* _Assigned task_: Apart from the images, the entire listing below must be restated word for word.

* _Data for the task_:
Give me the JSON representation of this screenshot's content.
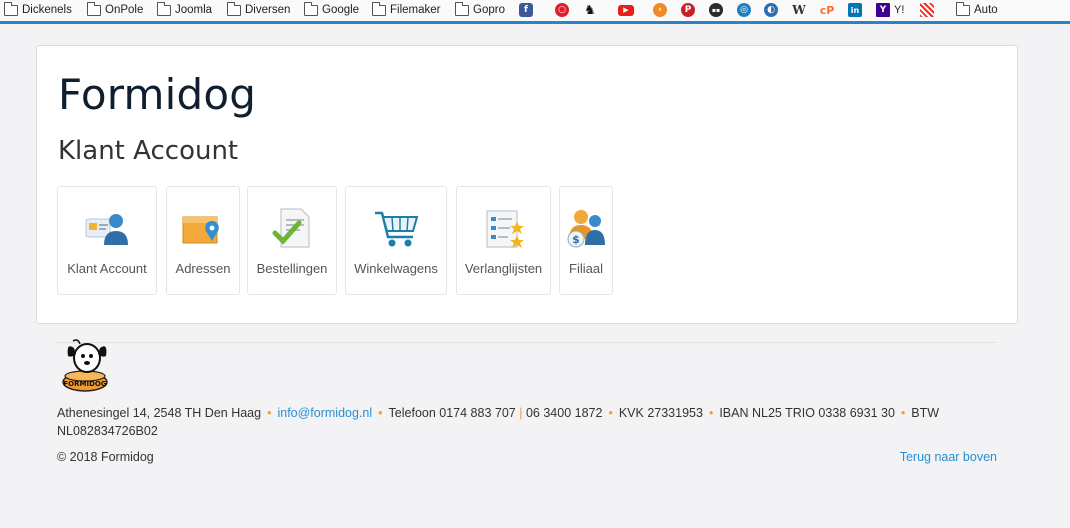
{
  "bookmarks": {
    "folders": [
      {
        "label": "Dickenels"
      },
      {
        "label": "OnPole"
      },
      {
        "label": "Joomla"
      },
      {
        "label": "Diversen"
      },
      {
        "label": "Google"
      },
      {
        "label": "Filemaker"
      },
      {
        "label": "Gopro"
      }
    ],
    "icons": [
      {
        "name": "facebook-icon",
        "glyph": "f",
        "color": "#3b5998"
      },
      {
        "name": "target-icon",
        "glyph": "◉",
        "color": "#e01e2b"
      },
      {
        "name": "dog-icon",
        "glyph": "♞",
        "color": "#111111"
      },
      {
        "name": "youtube-icon",
        "glyph": "▶",
        "color": "#e62117"
      },
      {
        "name": "orange-circle-icon",
        "glyph": "›",
        "color": "#f08a24"
      },
      {
        "name": "pinterest-icon",
        "glyph": "P",
        "color": "#cb2027"
      },
      {
        "name": "round-badge-icon",
        "glyph": "●",
        "color": "#2b2b2b"
      },
      {
        "name": "map-pin-icon",
        "glyph": "◎",
        "color": "#1f7fbf"
      },
      {
        "name": "blue-sphere-icon",
        "glyph": "◐",
        "color": "#2d6fb4"
      },
      {
        "name": "wikipedia-icon",
        "glyph": "W",
        "color": "#555555"
      },
      {
        "name": "cpanel-icon",
        "glyph": "cP",
        "color": "#ff6c2c"
      },
      {
        "name": "linkedin-icon",
        "glyph": "in",
        "color": "#0077b5"
      },
      {
        "name": "yahoo-icon",
        "glyph": "Y",
        "color": "#400090"
      }
    ],
    "yahoo_label": "Y!",
    "last_folder": "Auto"
  },
  "site": {
    "title": "Formidog",
    "page_title": "Klant Account"
  },
  "tiles": [
    {
      "label": "Klant Account",
      "icon": "user-card-icon"
    },
    {
      "label": "Adressen",
      "icon": "address-box-icon"
    },
    {
      "label": "Bestellingen",
      "icon": "orders-document-icon"
    },
    {
      "label": "Winkelwagens",
      "icon": "shopping-cart-icon"
    },
    {
      "label": "Verlanglijsten",
      "icon": "wishlist-icon"
    },
    {
      "label": "Filiaal",
      "icon": "affiliate-icon"
    }
  ],
  "footer": {
    "address": "Athenesingel 14, 2548 TH Den Haag",
    "email": "info@formidog.nl",
    "phone_label": "Telefoon 0174 883 707",
    "phone_sep": "|",
    "mobile": "06 3400 1872",
    "kvk": "KVK 27331953",
    "iban": "IBAN NL25 TRIO 0338 6931 30",
    "btw": "BTW NL082834726B02",
    "copyright": "© 2018 Formidog",
    "back_to_top": "Terug naar boven",
    "logo_text": "FORMIDOG"
  },
  "colors": {
    "accent_blue": "#2b83c5",
    "link": "#2a8fd0",
    "dot": "#f0a030"
  }
}
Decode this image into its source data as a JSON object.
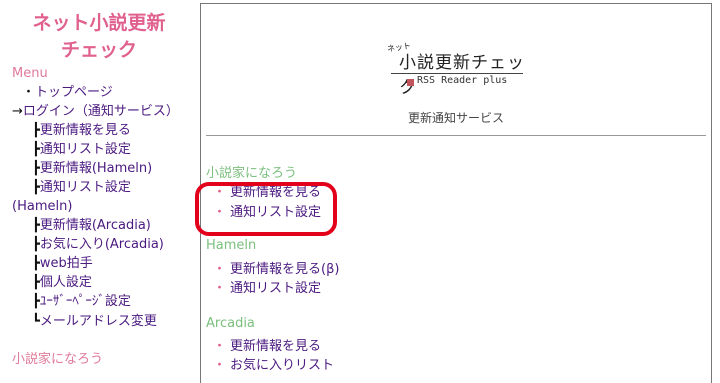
{
  "sidebar": {
    "title_line1": "ネット小説更新",
    "title_line2": "チェック",
    "menu_heading": "Menu",
    "items": [
      {
        "prefix": "・",
        "label": "トップページ"
      },
      {
        "prefix": "→",
        "label": "ログイン（通知サービス）"
      },
      {
        "prefix": "┣",
        "label": "更新情報を見る"
      },
      {
        "prefix": "┣",
        "label": "通知リスト設定"
      },
      {
        "prefix": "┣",
        "label": "更新情報(Hameln)"
      },
      {
        "prefix": "┣",
        "label": "通知リスト設定"
      },
      {
        "prefix": "",
        "label": "(Hameln)"
      },
      {
        "prefix": "┣",
        "label": "更新情報(Arcadia)"
      },
      {
        "prefix": "┣",
        "label": "お気に入り(Arcadia)"
      },
      {
        "prefix": "┣",
        "label": "web拍手"
      },
      {
        "prefix": "┣",
        "label": "個人設定"
      },
      {
        "prefix": "┣",
        "label": "ﾕｰｻﾞｰﾍﾟｰｼﾞ設定"
      },
      {
        "prefix": "┗",
        "label": "メールアドレス変更"
      }
    ],
    "section2_heading": "小説家になろう"
  },
  "main": {
    "logo_small": "ネット",
    "logo_main": "小説更新チェック",
    "logo_sub": "RSS Reader plus",
    "service_title": "更新通知サービス",
    "groups": [
      {
        "heading": "小説家になろう",
        "links": [
          "更新情報を見る",
          "通知リスト設定"
        ]
      },
      {
        "heading": "Hameln",
        "links": [
          "更新情報を見る(β)",
          "通知リスト設定"
        ]
      },
      {
        "heading": "Arcadia",
        "links": [
          "更新情報を見る",
          "お気に入りリスト"
        ]
      }
    ]
  }
}
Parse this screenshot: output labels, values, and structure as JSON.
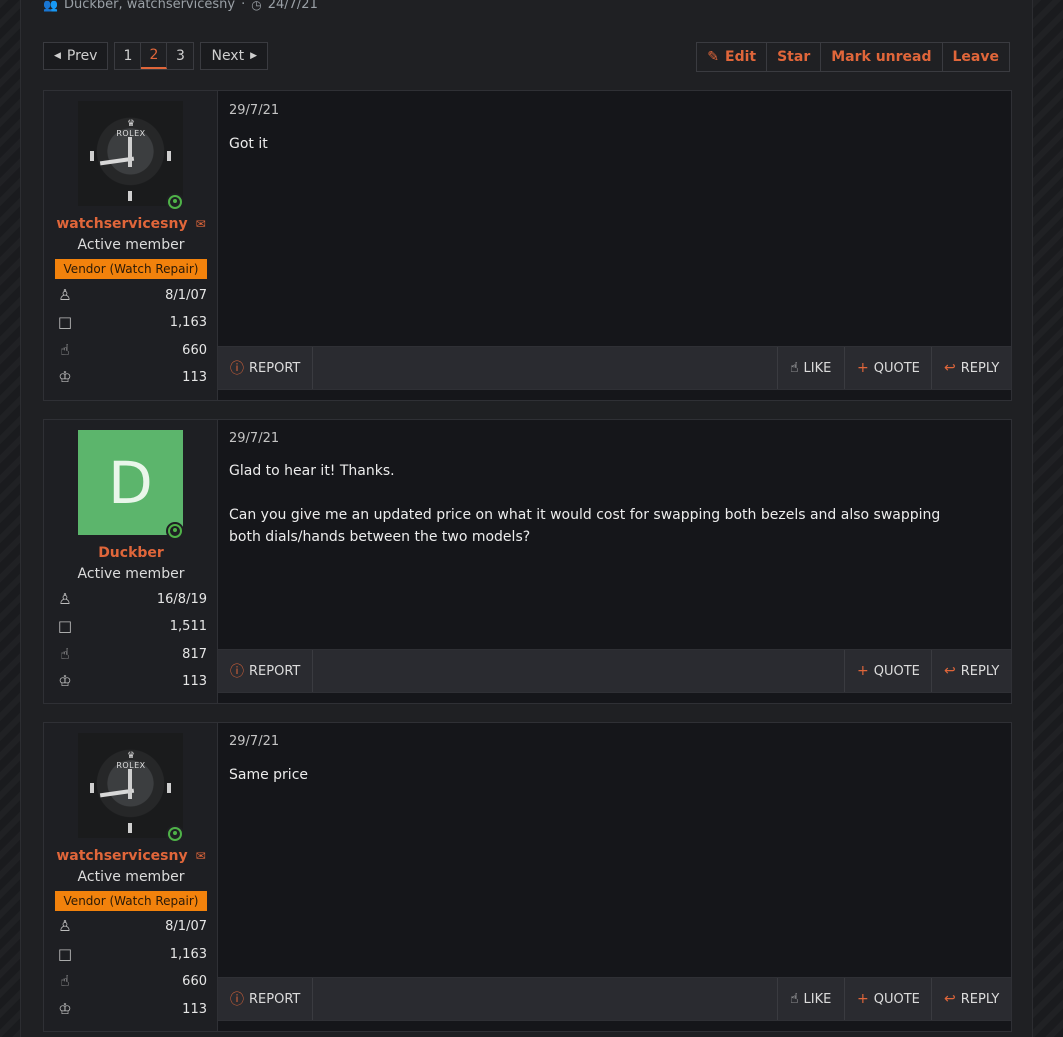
{
  "meta": {
    "participants": "Duckber, watchservicesny",
    "date": "24/7/21"
  },
  "pagination": {
    "prev": "Prev",
    "pages": [
      "1",
      "2",
      "3"
    ],
    "next": "Next"
  },
  "thread_actions": {
    "edit": "Edit",
    "star": "Star",
    "mark_unread": "Mark unread",
    "leave": "Leave"
  },
  "colors": {
    "accent": "#e0663a",
    "online": "#4fb248",
    "vendor_badge": "#f2820c",
    "avatar_green": "#5cb56c"
  },
  "posts": [
    {
      "username": "watchservicesny",
      "title": "Active member",
      "banner": "Vendor (Watch Repair)",
      "avatar_letter": "",
      "avatar_text": {
        "crown": "♛",
        "brand": "ROLEX"
      },
      "stats": {
        "joined": "8/1/07",
        "messages": "1,163",
        "reactions": "660",
        "points": "113"
      },
      "date": "29/7/21",
      "text": "Got it",
      "actions": {
        "report": "REPORT",
        "like": "LIKE",
        "quote": "QUOTE",
        "reply": "REPLY"
      }
    },
    {
      "username": "Duckber",
      "title": "Active member",
      "avatar_letter": "D",
      "stats": {
        "joined": "16/8/19",
        "messages": "1,511",
        "reactions": "817",
        "points": "113"
      },
      "date": "29/7/21",
      "text": "Glad to hear it! Thanks.\n\nCan you give me an updated price on what it would cost for swapping both bezels and also swapping both dials/hands between the two models?",
      "actions": {
        "report": "REPORT",
        "quote": "QUOTE",
        "reply": "REPLY"
      }
    },
    {
      "username": "watchservicesny",
      "title": "Active member",
      "banner": "Vendor (Watch Repair)",
      "avatar_letter": "",
      "avatar_text": {
        "crown": "♛",
        "brand": "ROLEX"
      },
      "stats": {
        "joined": "8/1/07",
        "messages": "1,163",
        "reactions": "660",
        "points": "113"
      },
      "date": "29/7/21",
      "text": "Same price",
      "actions": {
        "report": "REPORT",
        "like": "LIKE",
        "quote": "QUOTE",
        "reply": "REPLY"
      }
    }
  ]
}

* _Response to the task_:
Give me the JSON representation of this screenshot's content.
{
  "bookmarks": {
    "folders": [
      {
        "label": "Dickenels"
      },
      {
        "label": "OnPole"
      },
      {
        "label": "Joomla"
      },
      {
        "label": "Diversen"
      },
      {
        "label": "Google"
      },
      {
        "label": "Filemaker"
      },
      {
        "label": "Gopro"
      }
    ],
    "icons": [
      {
        "name": "facebook-icon",
        "glyph": "f",
        "color": "#3b5998"
      },
      {
        "name": "target-icon",
        "glyph": "◉",
        "color": "#e01e2b"
      },
      {
        "name": "dog-icon",
        "glyph": "♞",
        "color": "#111111"
      },
      {
        "name": "youtube-icon",
        "glyph": "▶",
        "color": "#e62117"
      },
      {
        "name": "orange-circle-icon",
        "glyph": "›",
        "color": "#f08a24"
      },
      {
        "name": "pinterest-icon",
        "glyph": "P",
        "color": "#cb2027"
      },
      {
        "name": "round-badge-icon",
        "glyph": "●",
        "color": "#2b2b2b"
      },
      {
        "name": "map-pin-icon",
        "glyph": "◎",
        "color": "#1f7fbf"
      },
      {
        "name": "blue-sphere-icon",
        "glyph": "◐",
        "color": "#2d6fb4"
      },
      {
        "name": "wikipedia-icon",
        "glyph": "W",
        "color": "#555555"
      },
      {
        "name": "cpanel-icon",
        "glyph": "cP",
        "color": "#ff6c2c"
      },
      {
        "name": "linkedin-icon",
        "glyph": "in",
        "color": "#0077b5"
      },
      {
        "name": "yahoo-icon",
        "glyph": "Y",
        "color": "#400090"
      }
    ],
    "yahoo_label": "Y!",
    "last_folder": "Auto"
  },
  "site": {
    "title": "Formidog",
    "page_title": "Klant Account"
  },
  "tiles": [
    {
      "label": "Klant Account",
      "icon": "user-card-icon"
    },
    {
      "label": "Adressen",
      "icon": "address-box-icon"
    },
    {
      "label": "Bestellingen",
      "icon": "orders-document-icon"
    },
    {
      "label": "Winkelwagens",
      "icon": "shopping-cart-icon"
    },
    {
      "label": "Verlanglijsten",
      "icon": "wishlist-icon"
    },
    {
      "label": "Filiaal",
      "icon": "affiliate-icon"
    }
  ],
  "footer": {
    "address": "Athenesingel 14, 2548 TH Den Haag",
    "email": "info@formidog.nl",
    "phone_label": "Telefoon 0174 883 707",
    "phone_sep": "|",
    "mobile": "06 3400 1872",
    "kvk": "KVK 27331953",
    "iban": "IBAN NL25 TRIO 0338 6931 30",
    "btw": "BTW NL082834726B02",
    "copyright": "© 2018 Formidog",
    "back_to_top": "Terug naar boven",
    "logo_text": "FORMIDOG"
  },
  "colors": {
    "accent_blue": "#2b83c5",
    "link": "#2a8fd0",
    "dot": "#f0a030"
  }
}
Decode this image into its source data as a JSON object.
{
  "sidebar": {
    "title_line1": "ネット小説更新",
    "title_line2": "チェック",
    "menu_heading": "Menu",
    "items": [
      {
        "prefix": "・",
        "label": "トップページ"
      },
      {
        "prefix": "→",
        "label": "ログイン（通知サービス）"
      },
      {
        "prefix": "┣",
        "label": "更新情報を見る"
      },
      {
        "prefix": "┣",
        "label": "通知リスト設定"
      },
      {
        "prefix": "┣",
        "label": "更新情報(Hameln)"
      },
      {
        "prefix": "┣",
        "label": "通知リスト設定"
      },
      {
        "prefix": "",
        "label": "(Hameln)"
      },
      {
        "prefix": "┣",
        "label": "更新情報(Arcadia)"
      },
      {
        "prefix": "┣",
        "label": "お気に入り(Arcadia)"
      },
      {
        "prefix": "┣",
        "label": "web拍手"
      },
      {
        "prefix": "┣",
        "label": "個人設定"
      },
      {
        "prefix": "┣",
        "label": "ﾕｰｻﾞｰﾍﾟｰｼﾞ設定"
      },
      {
        "prefix": "┗",
        "label": "メールアドレス変更"
      }
    ],
    "section2_heading": "小説家になろう"
  },
  "main": {
    "logo_small": "ネット",
    "logo_main": "小説更新チェック",
    "logo_sub": "RSS Reader plus",
    "service_title": "更新通知サービス",
    "groups": [
      {
        "heading": "小説家になろう",
        "links": [
          "更新情報を見る",
          "通知リスト設定"
        ]
      },
      {
        "heading": "Hameln",
        "links": [
          "更新情報を見る(β)",
          "通知リスト設定"
        ]
      },
      {
        "heading": "Arcadia",
        "links": [
          "更新情報を見る",
          "お気に入りリスト"
        ]
      }
    ]
  }
}
Parse this screenshot: output labels, values, and structure as JSON.
{
  "meta": {
    "participants": "Duckber, watchservicesny",
    "date": "24/7/21"
  },
  "pagination": {
    "prev": "Prev",
    "pages": [
      "1",
      "2",
      "3"
    ],
    "next": "Next"
  },
  "thread_actions": {
    "edit": "Edit",
    "star": "Star",
    "mark_unread": "Mark unread",
    "leave": "Leave"
  },
  "colors": {
    "accent": "#e0663a",
    "online": "#4fb248",
    "vendor_badge": "#f2820c",
    "avatar_green": "#5cb56c"
  },
  "posts": [
    {
      "username": "watchservicesny",
      "title": "Active member",
      "banner": "Vendor (Watch Repair)",
      "avatar_letter": "",
      "avatar_text": {
        "crown": "♛",
        "brand": "ROLEX"
      },
      "stats": {
        "joined": "8/1/07",
        "messages": "1,163",
        "reactions": "660",
        "points": "113"
      },
      "date": "29/7/21",
      "text": "Got it",
      "actions": {
        "report": "REPORT",
        "like": "LIKE",
        "quote": "QUOTE",
        "reply": "REPLY"
      }
    },
    {
      "username": "Duckber",
      "title": "Active member",
      "avatar_letter": "D",
      "stats": {
        "joined": "16/8/19",
        "messages": "1,511",
        "reactions": "817",
        "points": "113"
      },
      "date": "29/7/21",
      "text": "Glad to hear it! Thanks.\n\nCan you give me an updated price on what it would cost for swapping both bezels and also swapping both dials/hands between the two models?",
      "actions": {
        "report": "REPORT",
        "quote": "QUOTE",
        "reply": "REPLY"
      }
    },
    {
      "username": "watchservicesny",
      "title": "Active member",
      "banner": "Vendor (Watch Repair)",
      "avatar_letter": "",
      "avatar_text": {
        "crown": "♛",
        "brand": "ROLEX"
      },
      "stats": {
        "joined": "8/1/07",
        "messages": "1,163",
        "reactions": "660",
        "points": "113"
      },
      "date": "29/7/21",
      "text": "Same price",
      "actions": {
        "report": "REPORT",
        "like": "LIKE",
        "quote": "QUOTE",
        "reply": "REPLY"
      }
    }
  ]
}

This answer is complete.